When President Barack Obama crooned the first line of Al Green’s “Let’s Stay Together” at a fundraiser last month, it turned out to be the prelude for the new soundtrack of his re-election campaign.
The 1971 hit by Green, who performed at the Jan. 19 event at New York’s Apollo Theater, is an entreaty for patience and forgiveness. It and the other 28 songs on the campaign’s official 2012 playlist, used to set the mood at rallies and speeches, marks a shift in the times and the 50-year-old incumbent’s message.
In 2008, Obama was promising to “change the world,” and the music he used was an upbeat mix that included soul and Motown hits such Curtis Mayfield’s “Move on Up” and Stevie Wonder’s “Signed, Sealed, Delivered (I’m Yours).”
With the unemployment rate hovering at more than 8 percent and the partisan divide in Washington hardening, the new list, being released by the campaign today, incorporates a mix of artists, ages and genres with songs that touch upon themes such as will, redemption and comeback.
There’s Montgomery Gentry’s “My Town,” in which the locals still fill the church after the mill closed, and Bruce Springsteen’s “We Take Care of Our Own.” In “Learn to Live,” Darius Rucker sings “You gotta crash and burn, you gotta make some stances and take some chances.”
“Four years ago this guy was riding this crescendo of hope, things seemed like they couldn’t be worse in the country and the music he chose really fit with that,” said Bill Werde, editorial director of music industry magazine Billboard. Now, “It’s less fresh-faced optimism and it’s more pragmatic positioning of a politician who wants a second term.”
Republican presidential candidate Mitt Romney has been featuring the Kid Rock’s “Born Free” and country-themed music before his appearances. None of the Republican campaigns so far have taken the step of releasing a list of songs and promoting them.
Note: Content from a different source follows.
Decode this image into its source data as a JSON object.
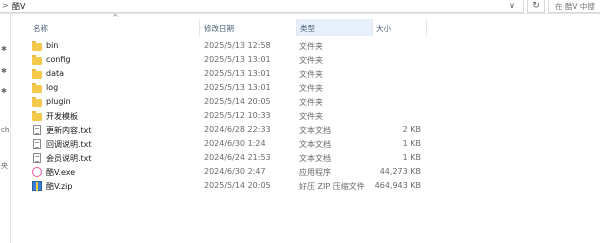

Obama’s playlist is scheduled to be featured on the digital music service Spotify, according to Katie Hogan, an Obama campaign spokeswoman.
Mark Anthony Neal, a professor of African and African- American Studies at Duke University in Durham, North Carolina, who analyzed Obama’s campaign songs in 2008, said this year’s soundtrack reflects the storyline change for Obama.
With “Let’s Stay Together,” Neal said, “instead of telling the person you’re wooing why you should be with them, now it’s like, ‘Why you should keep me.’”
Many of the other songs, Neal said, represent a “populist playlist” of “hard-scrabble, reaching-for-the-sky type of stuff.”
He said the themes are similar to the Clint Eastwood ad for Chrysler during this year’s Super Bowl. “It gets back to that half-time theme, that we’ve got half of it done, now let’s dig in and finish it off.”
In one of the songs, Dierks Bentley’s “Home,” the lyrics are: “It’s been a long, hard ride; got a ways to go; but this is still the place that we all call home.”
Obama, the nation’s first black president, hasn’t abandoned his taste for reflecting the ideas of the civil rights movement, Neal said. Raphael Saadiq’s “Keep Marching,” and “Keep Reachin’ Up” by Nicole Willis & the Soul Investigators are among less famous artists the campaign is highlighting.
There’s some political geography to the strategy as well, with Aretha Franklin’s version of “The Weight” adding the voice of Detroit, and James Taylor’s “Your Smiling Face” giving a nod to North Carolina, a state where the Democratic National Convention will be held this year.
“Every campaign is a production complete with a soundtrack,” said Robert Thompson, a professor of popular culture at Syracuse University in New York. Obama’s political team “probably spent a long time going over each song and going over who’s going to like it and what kind of message it will deliver.”
To contact the editor responsible for this story: Steve Komarow at email@example.com